**About this task**
Among the entries below, how many lines hold "Sblocco"? Only the number is wanted.

**Information**
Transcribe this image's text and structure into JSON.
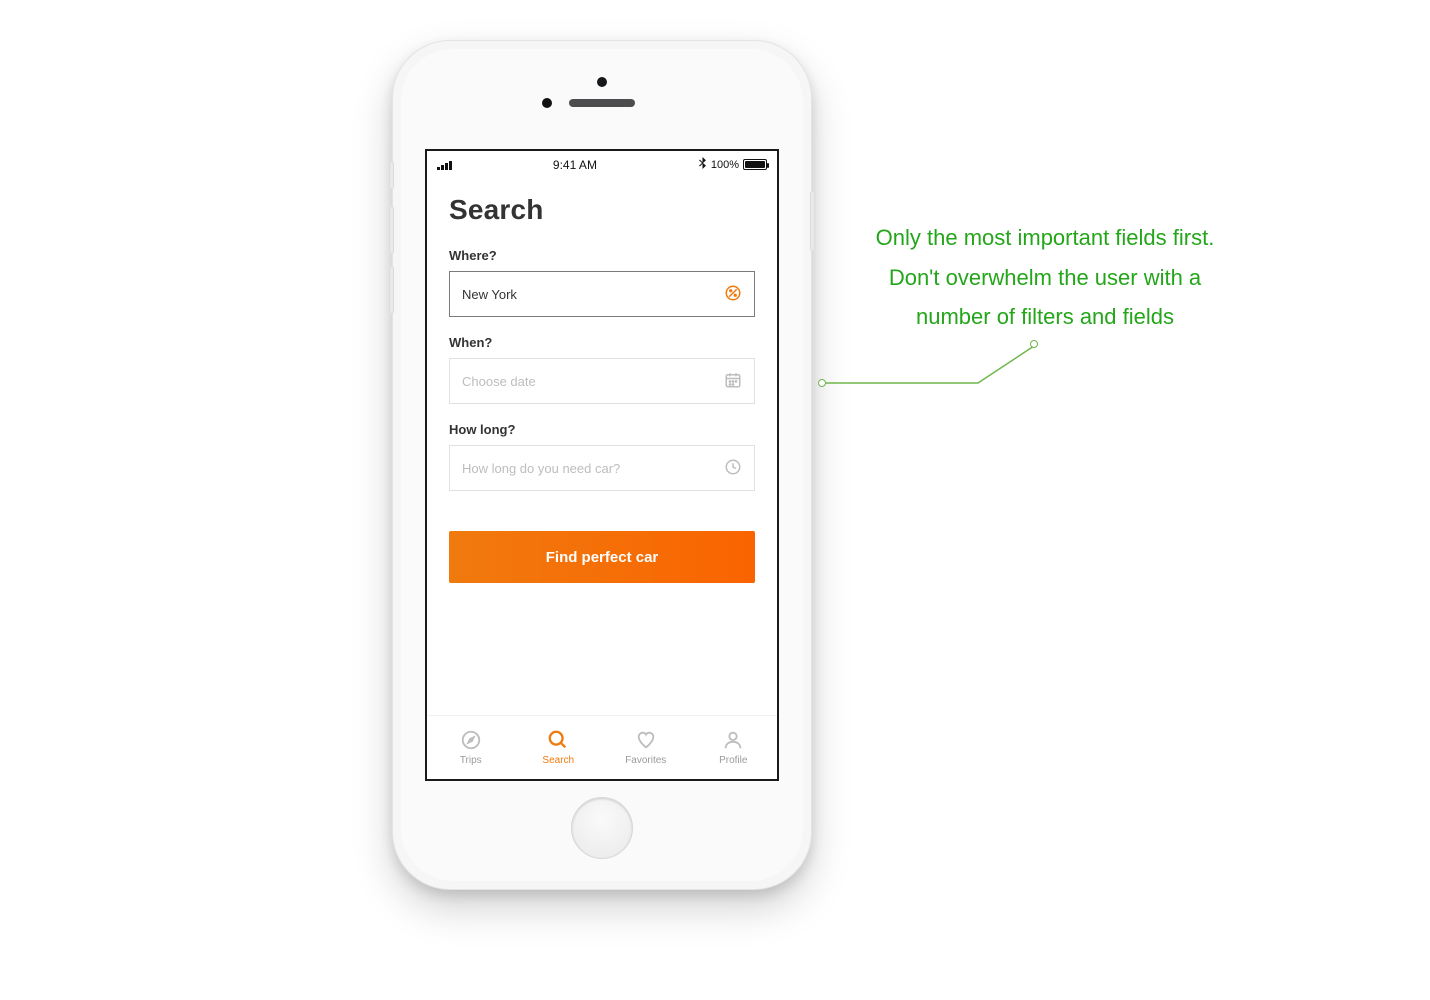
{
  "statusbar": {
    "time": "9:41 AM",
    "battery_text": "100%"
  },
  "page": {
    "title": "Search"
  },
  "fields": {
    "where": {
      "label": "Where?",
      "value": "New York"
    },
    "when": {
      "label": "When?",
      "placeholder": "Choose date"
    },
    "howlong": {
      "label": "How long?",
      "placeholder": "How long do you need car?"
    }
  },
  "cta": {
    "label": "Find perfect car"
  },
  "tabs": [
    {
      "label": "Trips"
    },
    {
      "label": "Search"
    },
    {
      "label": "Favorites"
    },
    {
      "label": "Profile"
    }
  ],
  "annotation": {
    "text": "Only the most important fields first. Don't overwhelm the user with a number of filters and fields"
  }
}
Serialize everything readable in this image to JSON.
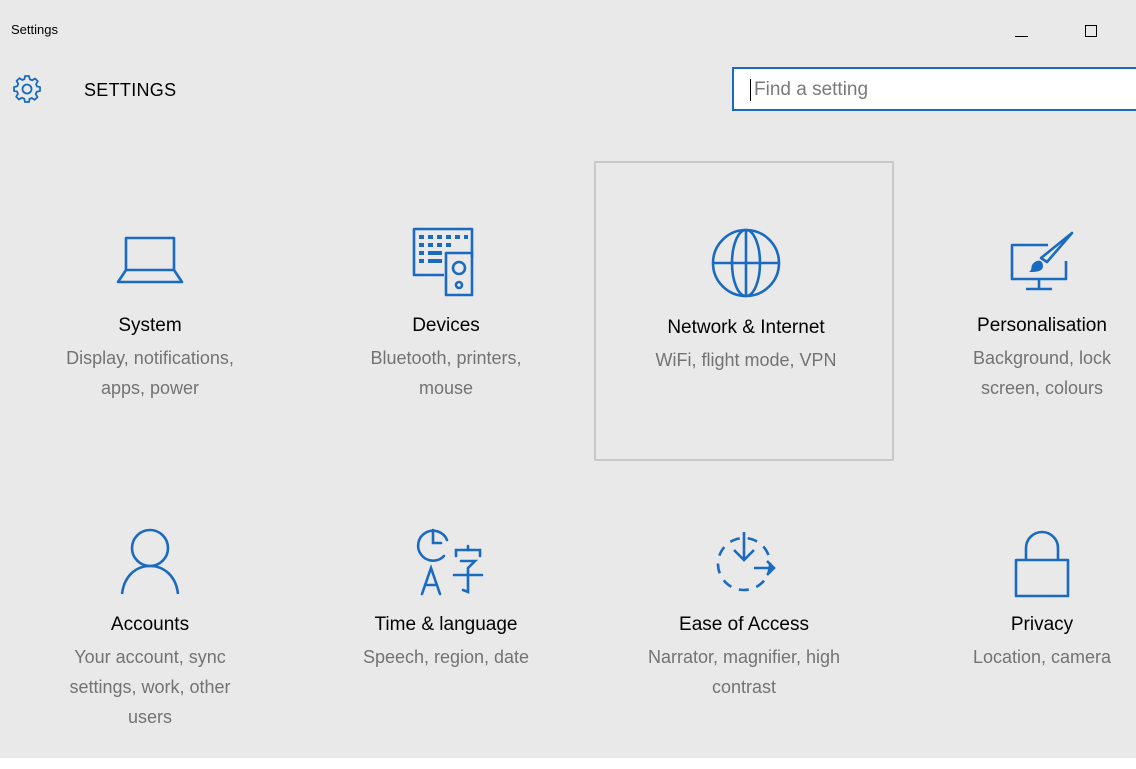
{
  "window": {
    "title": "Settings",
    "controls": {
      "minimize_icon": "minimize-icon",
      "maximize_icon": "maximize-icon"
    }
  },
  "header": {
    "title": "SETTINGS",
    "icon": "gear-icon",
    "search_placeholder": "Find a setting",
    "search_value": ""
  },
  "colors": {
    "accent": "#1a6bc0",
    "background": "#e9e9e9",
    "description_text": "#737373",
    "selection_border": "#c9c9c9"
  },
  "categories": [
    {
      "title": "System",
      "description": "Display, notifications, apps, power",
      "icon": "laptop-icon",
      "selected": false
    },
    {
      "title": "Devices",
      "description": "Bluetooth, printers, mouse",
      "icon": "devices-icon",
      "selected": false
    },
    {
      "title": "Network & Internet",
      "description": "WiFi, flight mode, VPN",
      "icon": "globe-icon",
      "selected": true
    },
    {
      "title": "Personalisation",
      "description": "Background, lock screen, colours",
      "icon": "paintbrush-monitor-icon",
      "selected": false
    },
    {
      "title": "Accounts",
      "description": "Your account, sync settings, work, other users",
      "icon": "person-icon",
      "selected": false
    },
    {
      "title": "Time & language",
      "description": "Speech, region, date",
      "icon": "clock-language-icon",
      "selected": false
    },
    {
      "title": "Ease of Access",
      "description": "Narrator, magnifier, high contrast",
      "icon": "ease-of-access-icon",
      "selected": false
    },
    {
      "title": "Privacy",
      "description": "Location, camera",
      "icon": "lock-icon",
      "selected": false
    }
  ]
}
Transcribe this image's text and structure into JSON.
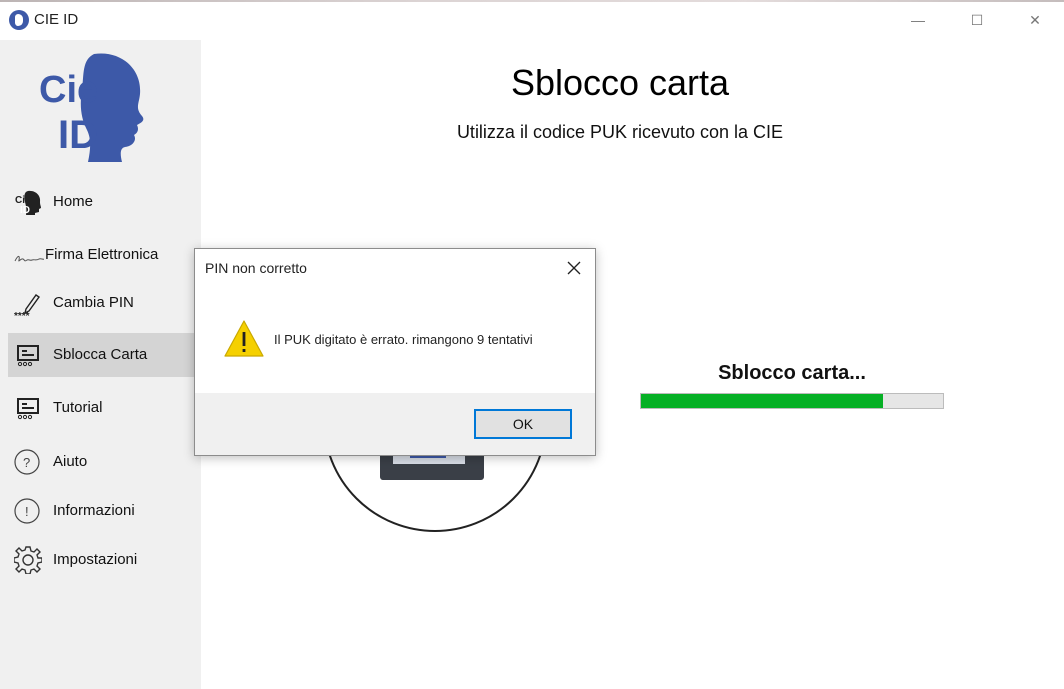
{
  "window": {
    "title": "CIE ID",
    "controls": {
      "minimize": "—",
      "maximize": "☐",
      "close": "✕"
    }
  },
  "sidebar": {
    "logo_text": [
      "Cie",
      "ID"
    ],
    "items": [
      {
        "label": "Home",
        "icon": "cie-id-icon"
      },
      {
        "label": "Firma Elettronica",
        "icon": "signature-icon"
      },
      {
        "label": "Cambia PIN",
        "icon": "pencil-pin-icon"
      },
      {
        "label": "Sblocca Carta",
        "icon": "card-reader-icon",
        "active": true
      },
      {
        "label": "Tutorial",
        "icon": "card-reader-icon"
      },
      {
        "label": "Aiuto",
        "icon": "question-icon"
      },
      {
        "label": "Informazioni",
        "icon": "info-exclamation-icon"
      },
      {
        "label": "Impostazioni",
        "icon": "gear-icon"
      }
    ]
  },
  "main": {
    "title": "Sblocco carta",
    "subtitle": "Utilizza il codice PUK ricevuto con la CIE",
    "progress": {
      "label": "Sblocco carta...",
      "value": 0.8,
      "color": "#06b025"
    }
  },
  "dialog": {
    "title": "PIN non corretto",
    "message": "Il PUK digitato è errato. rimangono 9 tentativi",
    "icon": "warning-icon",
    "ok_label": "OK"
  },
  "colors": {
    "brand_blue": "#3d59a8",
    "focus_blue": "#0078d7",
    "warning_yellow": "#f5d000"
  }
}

**Output of the exercise**
2